I think there is more of a case for getting rid of zebras all together as they are not necessarily safer than no crossing at all as motorists ignore them and pedestrians think they can just rush out with right of way. You won’t change driver or pedestrian behaviour, it was the same fifty years ago.

A bit more research Which before you start the save a zebra campaign, safety first eh!

Just been watching the live Abbey Road crossing webcam for a few minutes [Sunday afternoon 16:30 Dusk]. Thanks for the link Wavechange [see above]. Fascinating. A number of people were crossing and recrossing to imitate the Beatles walk and some of them were daring drivers to stop.

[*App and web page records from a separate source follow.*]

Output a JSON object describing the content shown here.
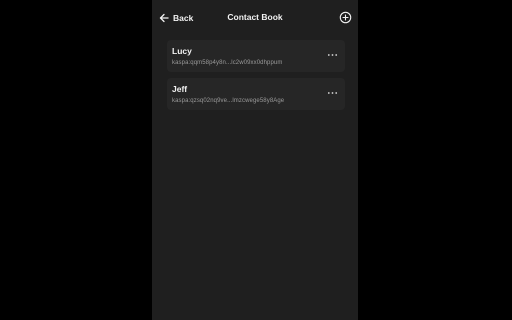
{
  "header": {
    "back_label": "Back",
    "title": "Contact Book",
    "back_icon": "arrow-left-icon",
    "add_icon": "plus-circle-icon"
  },
  "contacts": [
    {
      "name": "Lucy",
      "address": "kaspa:qqm58p4y8n...lc2w09xx0dhppum",
      "menu_icon": "more-horizontal-icon"
    },
    {
      "name": "Jeff",
      "address": "kaspa:qzsq02nq9ve...lmzcwege58y8Age",
      "menu_icon": "more-horizontal-icon"
    }
  ],
  "colors": {
    "background": "#000000",
    "panel": "#1f1f1f",
    "card": "#262626",
    "text_primary": "#f2f2f2",
    "text_secondary": "#9a9a9a"
  }
}
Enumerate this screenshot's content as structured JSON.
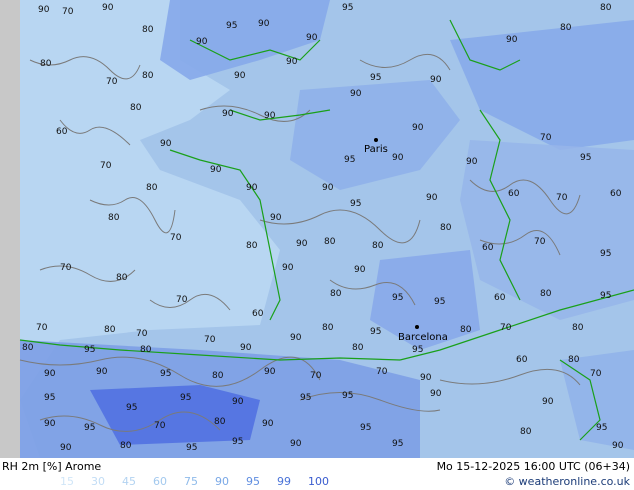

There was a group hanging around on the oncoming approach blocking the view of pedestrians standing at the kerb who would then set off across the zebra immediately in front of vehicles [including an ambulance all lit up and with beacons flashing – siren wailing too I should think!]. People from the “hanging around” group were taking [flash] pictures of vehicles slamming their brakes on or swerving. Although some drivers were going too fast to stop safely [and others were following too closely] the behaviour of these “pedestrians” was deplorable and extremely irresponsible. The antics of the people on the footway were prompting some drivers to brake sharply or stop when in fact there was no need to as no one was actually on the crossing. Is this behaviour normal for Abbey Road crossing? – I shall revisit this webcam another day; perhaps Sundays brings out the worst in people. I agree that overall [and ignoring misbehaviour] the traffic and pedestrian movements are kept flowing by the zebra in a way that would not be the case with a signal controlled crossing which would also have to have pedestrian guard rails and a lot more street “furniture”. Best drivers : Black Cabs & Buses. Worst drivers : Motorcycles.
LATEST: Just returned to the webcam . . . Man sitting in middle of zebra having his picture taken! What can I say? I’m in Norfolk and seldom go to London. I can hardly believe my eyes. Utter madness.

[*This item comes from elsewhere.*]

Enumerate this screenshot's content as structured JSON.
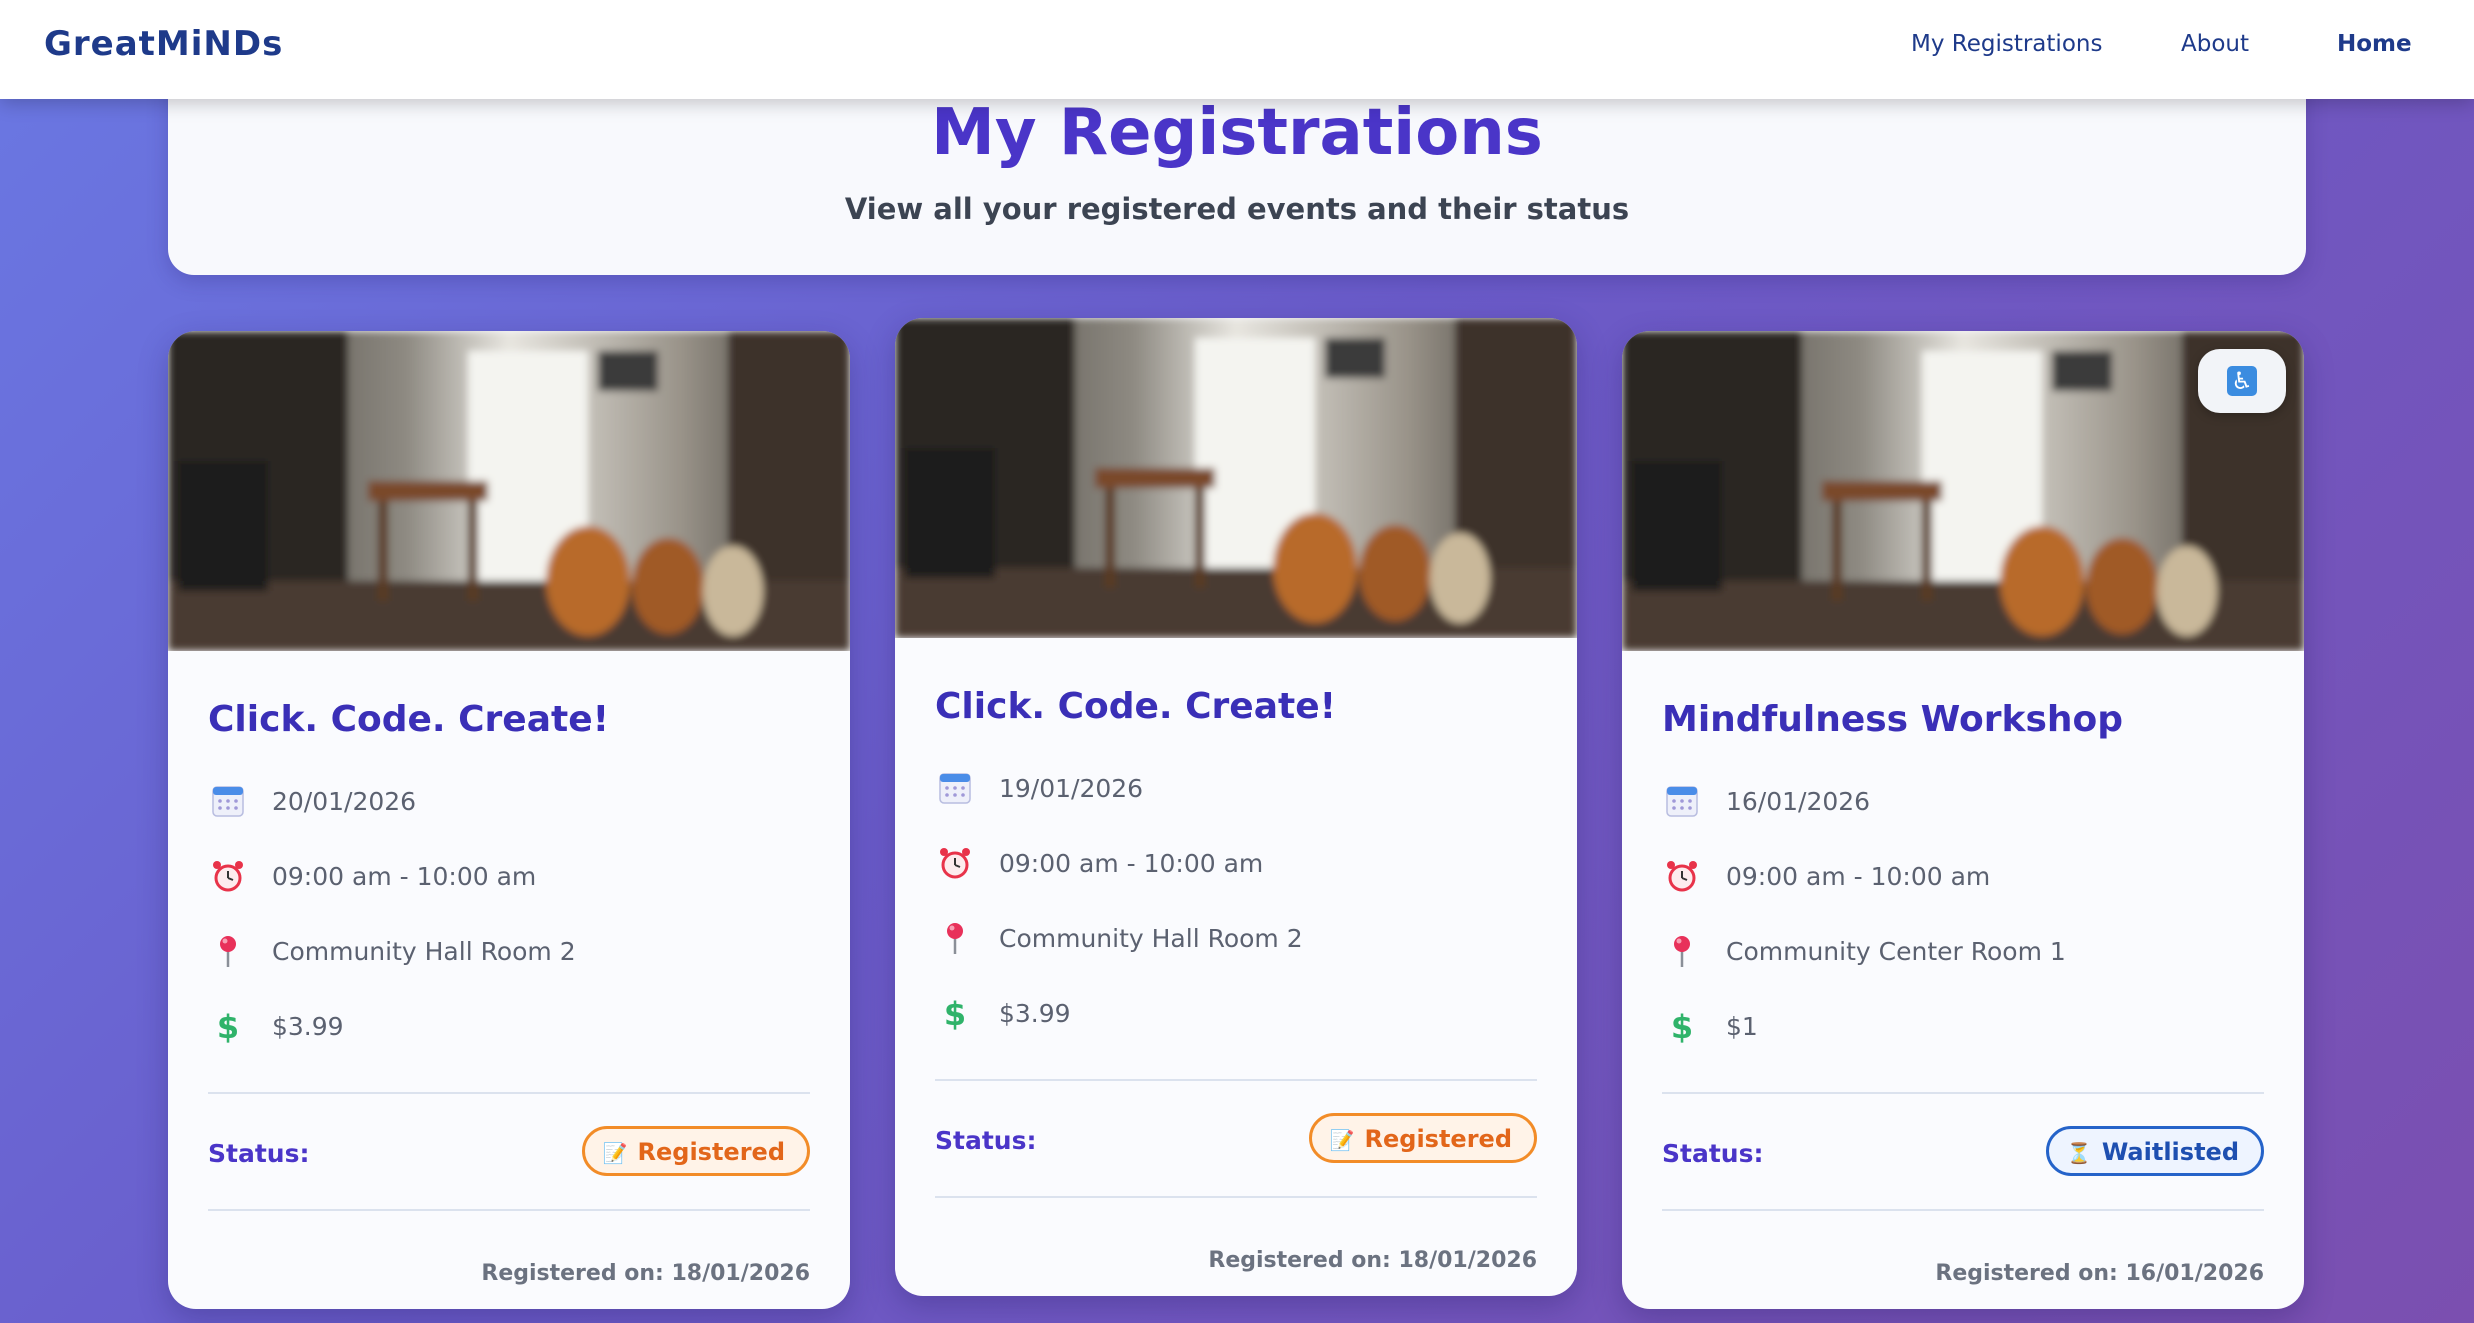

I saw the same on Saturday afternoon and evening. At one time there were about 20 people repeatedly crossing the road, taking photos and videos and holding up the traffic, even in front of a police van. I am amazed by the patience of drivers, though many did sound their horns.

The webcam allows stills to be recorded and it looks as if those involved are using the webcam to record and broadcast their exploits.

I am very glad I don’t have to drive along Abbey Road and I have never seen anything like this in the time that I have been driving. Perhaps there is a good case for a light controlled crossing here.

Must state I was run over by a sports car who overtook on the inside of the already stopped cars while I was halfway across a zebra crossing and didn’t stop. This was in the early 1950s. No viable crossing system would stop such irresponsible drivers.